The immediate effect of the Supreme Court’s decision is that employers must re-focus their efforts on ACA compliance. For some employers, the most urgent decision is whether to remain a “grandfathered” health plan for 2013. Grandfathered health plans are exempt from many ACA requirements (e.g., preventive care), but this exemption comes at a cost – the employer is limited in the extent to which it can shift increased health care costs to employees.
In addition, there are a number of new provisions that take effect in 2013, including:
- Non-grandfathered health plans must provide expanded coverage for preventive care services for women, including coverage for contraceptives.
- Employers must pay the temporary per participant fees, which will help fund research.
- Employers must report the aggregate cost of employer-sponsored health coverage on the Form W-2 issued for 2012.
- Beginning with the open enrollment period this fall, employers must provide a Summary of Benefits and Coverage to employees.
- Beginning March 1, 2013, employers must notify employees regarding the availability of health insurance exchanges.
2014 Affordable Care Act Provisions
Even without the political questions that surround the future of the ACA, employers still face uncertainty over implementation of key ACA provisions. Critical pieces of the legislation, including the health insurance exchanges and the employer penalty provisions, are scheduled to go into effect January 1, 2014. Yet, the federal agencies have not issued final guidance addressing fundamental aspects of the employer penalty, including the rules for determining who is a “full-time employee” and whether coverage provides minimum value or is affordable. Without this guidance employers cannot begin to evaluate and implement plan design changes that will be needed.
Adjustments may be needed as early as the first quarter of 2013. If guidance is not issued by the end of 2012, meeting the January 1, 2014 effective date would be extremely difficult. Given the uncertainty of this timing, employers should pay close attention to regulatory developments and the possibility of administrative delays in the next six months.
About the Authors
Mark Stember, partner at Kilpatrick Townsend, concentrates his practice on counseling clients on the tax and related aspects of health and welfare benefits, flexible compensation, fringe benefits, executive compensation, and qualified retirement plans. Mr. Stember has counseled both private and public clients regarding health and welfare plans, cafeteria plans, fringe benefit plans, such as adoption assistance and tuition reimbursement, nonqualified deferred compensation plans, executive split dollar life insurance plans and section 401(k) and pension plans.
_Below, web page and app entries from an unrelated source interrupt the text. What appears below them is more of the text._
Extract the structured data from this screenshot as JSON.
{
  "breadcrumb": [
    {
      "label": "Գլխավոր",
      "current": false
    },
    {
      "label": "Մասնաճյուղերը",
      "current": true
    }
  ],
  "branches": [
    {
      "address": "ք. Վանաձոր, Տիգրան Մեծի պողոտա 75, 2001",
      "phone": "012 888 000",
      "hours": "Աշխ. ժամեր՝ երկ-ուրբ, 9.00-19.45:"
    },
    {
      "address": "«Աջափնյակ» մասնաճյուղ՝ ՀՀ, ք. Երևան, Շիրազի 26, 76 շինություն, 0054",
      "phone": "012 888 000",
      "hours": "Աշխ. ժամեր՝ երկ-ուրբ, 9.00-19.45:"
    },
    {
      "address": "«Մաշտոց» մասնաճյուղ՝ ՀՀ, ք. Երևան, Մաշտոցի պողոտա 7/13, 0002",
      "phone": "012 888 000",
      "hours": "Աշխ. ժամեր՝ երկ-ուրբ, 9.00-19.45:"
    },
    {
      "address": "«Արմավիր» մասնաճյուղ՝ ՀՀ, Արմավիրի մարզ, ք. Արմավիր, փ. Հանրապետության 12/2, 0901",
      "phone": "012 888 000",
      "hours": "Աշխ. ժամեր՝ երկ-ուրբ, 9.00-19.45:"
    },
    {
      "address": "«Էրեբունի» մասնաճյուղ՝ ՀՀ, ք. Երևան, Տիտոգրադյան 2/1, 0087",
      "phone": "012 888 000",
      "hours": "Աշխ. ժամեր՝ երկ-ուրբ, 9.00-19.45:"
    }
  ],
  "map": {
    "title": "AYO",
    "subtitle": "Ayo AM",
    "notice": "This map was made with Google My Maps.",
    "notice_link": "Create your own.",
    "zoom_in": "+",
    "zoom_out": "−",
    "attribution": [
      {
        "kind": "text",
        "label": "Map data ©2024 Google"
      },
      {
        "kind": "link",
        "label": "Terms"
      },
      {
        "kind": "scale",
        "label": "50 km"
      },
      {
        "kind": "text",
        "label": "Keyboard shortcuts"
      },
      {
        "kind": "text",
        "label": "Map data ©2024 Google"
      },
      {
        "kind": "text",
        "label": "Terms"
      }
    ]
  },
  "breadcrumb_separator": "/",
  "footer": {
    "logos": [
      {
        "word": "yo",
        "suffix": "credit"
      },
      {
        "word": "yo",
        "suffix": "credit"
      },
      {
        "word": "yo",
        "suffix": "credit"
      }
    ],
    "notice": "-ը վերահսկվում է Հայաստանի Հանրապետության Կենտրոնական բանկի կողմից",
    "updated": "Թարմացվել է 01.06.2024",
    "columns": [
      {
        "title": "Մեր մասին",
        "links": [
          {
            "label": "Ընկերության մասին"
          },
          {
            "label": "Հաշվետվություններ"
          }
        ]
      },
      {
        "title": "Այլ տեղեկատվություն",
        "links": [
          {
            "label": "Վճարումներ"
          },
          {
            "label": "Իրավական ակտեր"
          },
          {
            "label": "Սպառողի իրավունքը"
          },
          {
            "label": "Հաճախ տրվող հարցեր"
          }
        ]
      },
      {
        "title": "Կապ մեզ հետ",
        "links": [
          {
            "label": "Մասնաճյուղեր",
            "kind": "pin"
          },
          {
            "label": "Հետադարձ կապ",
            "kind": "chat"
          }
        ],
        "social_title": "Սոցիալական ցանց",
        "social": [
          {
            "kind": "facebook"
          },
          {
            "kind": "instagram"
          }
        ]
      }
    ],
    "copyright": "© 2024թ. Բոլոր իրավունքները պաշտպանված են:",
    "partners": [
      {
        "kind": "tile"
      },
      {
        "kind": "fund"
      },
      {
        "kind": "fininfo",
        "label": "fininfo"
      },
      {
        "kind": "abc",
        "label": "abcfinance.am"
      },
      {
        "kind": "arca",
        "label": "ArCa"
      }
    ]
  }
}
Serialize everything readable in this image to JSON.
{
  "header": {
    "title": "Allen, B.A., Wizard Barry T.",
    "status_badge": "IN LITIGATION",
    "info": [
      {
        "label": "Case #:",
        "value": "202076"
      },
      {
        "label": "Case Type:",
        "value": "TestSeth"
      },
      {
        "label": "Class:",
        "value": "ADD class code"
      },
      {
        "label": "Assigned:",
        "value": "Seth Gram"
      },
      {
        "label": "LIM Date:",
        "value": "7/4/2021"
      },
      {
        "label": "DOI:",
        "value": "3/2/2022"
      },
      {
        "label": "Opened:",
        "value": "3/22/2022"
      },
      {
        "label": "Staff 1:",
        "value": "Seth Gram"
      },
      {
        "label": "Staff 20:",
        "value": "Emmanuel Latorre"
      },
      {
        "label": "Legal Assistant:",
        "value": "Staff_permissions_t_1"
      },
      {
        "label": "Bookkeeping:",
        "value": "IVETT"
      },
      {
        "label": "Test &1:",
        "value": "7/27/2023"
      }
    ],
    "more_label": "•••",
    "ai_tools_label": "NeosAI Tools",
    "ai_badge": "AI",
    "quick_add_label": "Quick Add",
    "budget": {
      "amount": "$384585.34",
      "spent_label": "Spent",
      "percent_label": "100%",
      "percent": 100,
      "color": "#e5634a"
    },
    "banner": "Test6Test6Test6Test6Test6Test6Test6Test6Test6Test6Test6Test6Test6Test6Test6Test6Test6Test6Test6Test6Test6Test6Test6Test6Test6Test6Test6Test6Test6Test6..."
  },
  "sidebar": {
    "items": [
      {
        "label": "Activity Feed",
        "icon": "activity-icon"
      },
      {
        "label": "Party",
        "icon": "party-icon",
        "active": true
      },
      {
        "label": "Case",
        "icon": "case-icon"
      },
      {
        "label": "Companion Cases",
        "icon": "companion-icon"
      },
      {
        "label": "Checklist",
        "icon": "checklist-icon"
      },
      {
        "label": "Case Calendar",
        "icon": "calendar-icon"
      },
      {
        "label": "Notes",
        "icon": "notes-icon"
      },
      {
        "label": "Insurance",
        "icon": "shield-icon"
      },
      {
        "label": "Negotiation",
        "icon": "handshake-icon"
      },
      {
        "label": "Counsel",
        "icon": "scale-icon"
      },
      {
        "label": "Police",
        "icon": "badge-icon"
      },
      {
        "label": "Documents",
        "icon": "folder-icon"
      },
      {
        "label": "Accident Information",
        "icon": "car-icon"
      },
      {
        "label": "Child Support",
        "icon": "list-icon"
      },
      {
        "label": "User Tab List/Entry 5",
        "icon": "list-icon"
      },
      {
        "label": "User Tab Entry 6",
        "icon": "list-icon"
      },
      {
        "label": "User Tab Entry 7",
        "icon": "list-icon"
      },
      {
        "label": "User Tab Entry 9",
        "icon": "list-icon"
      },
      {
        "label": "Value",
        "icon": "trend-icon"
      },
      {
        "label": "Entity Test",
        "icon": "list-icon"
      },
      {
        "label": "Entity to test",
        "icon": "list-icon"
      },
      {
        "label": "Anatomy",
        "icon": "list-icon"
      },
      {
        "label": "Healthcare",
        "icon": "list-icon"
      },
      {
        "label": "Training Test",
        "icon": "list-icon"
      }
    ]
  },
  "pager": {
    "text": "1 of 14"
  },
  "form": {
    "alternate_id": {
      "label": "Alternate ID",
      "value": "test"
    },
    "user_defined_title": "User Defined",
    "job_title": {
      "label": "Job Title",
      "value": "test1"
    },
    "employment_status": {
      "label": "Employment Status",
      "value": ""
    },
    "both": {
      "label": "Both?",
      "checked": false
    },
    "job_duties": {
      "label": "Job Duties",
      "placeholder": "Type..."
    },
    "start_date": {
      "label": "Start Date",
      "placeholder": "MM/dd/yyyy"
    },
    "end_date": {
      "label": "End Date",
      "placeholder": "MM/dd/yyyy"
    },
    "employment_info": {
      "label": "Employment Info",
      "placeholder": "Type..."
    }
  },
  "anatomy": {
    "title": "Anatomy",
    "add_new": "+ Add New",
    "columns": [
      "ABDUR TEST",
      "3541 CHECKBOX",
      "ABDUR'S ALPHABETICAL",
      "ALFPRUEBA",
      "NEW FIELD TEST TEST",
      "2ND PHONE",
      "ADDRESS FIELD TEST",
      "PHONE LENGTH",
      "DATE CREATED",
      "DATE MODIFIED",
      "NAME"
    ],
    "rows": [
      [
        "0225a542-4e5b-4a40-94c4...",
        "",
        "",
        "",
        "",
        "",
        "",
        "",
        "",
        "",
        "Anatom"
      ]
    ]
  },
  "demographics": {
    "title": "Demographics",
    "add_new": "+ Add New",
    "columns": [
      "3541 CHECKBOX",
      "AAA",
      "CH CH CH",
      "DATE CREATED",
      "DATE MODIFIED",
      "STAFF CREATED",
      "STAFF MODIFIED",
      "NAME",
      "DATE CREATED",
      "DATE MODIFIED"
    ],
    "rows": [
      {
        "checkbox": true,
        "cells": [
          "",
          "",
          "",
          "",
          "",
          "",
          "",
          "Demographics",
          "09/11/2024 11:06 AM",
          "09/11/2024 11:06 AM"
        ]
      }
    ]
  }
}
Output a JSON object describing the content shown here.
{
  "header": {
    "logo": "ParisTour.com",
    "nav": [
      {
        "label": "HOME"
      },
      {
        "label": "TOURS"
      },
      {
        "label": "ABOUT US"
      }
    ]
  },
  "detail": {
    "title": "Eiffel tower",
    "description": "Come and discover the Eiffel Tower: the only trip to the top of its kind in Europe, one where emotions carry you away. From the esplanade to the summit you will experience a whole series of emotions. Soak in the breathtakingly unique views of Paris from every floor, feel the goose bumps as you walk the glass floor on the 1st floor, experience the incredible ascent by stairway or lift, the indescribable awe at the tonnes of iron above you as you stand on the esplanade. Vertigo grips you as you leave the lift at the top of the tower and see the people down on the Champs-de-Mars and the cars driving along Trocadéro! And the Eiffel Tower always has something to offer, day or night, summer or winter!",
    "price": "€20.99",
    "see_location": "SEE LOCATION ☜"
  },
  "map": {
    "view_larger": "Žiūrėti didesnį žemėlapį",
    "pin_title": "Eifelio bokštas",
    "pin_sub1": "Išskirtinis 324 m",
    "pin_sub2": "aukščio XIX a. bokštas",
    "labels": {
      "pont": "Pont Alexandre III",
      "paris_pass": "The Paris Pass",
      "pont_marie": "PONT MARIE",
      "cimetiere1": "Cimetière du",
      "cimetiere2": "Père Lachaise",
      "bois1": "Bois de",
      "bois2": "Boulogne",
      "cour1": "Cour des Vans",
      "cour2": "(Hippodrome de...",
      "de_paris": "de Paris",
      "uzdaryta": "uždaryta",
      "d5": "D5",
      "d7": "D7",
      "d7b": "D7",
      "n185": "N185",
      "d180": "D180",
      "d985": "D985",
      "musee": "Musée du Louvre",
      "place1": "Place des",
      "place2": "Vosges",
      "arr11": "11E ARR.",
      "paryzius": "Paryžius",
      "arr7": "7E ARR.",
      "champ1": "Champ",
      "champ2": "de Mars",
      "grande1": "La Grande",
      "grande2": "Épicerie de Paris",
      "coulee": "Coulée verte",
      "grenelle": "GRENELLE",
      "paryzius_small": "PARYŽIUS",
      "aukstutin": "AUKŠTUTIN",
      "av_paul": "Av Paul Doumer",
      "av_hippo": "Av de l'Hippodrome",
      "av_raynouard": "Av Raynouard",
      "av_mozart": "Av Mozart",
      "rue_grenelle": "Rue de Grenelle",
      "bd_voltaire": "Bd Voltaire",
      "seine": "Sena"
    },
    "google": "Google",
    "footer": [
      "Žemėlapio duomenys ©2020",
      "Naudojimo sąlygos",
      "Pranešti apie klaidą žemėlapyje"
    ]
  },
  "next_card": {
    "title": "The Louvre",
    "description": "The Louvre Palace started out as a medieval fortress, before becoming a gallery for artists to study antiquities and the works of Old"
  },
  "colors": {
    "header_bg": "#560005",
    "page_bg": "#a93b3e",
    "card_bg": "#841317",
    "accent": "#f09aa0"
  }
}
Martha Sewell, partner at Kilpatrick Townsend, practices in the area of employee benefits, where she focuses on employee health and welfare benefit plans. She counsels clients on compliance with the numerous and often complex rules applicable to health and welfare plans, cafeteria plans and fringe benefit plans, including ERISA, HIPAA and the tax code.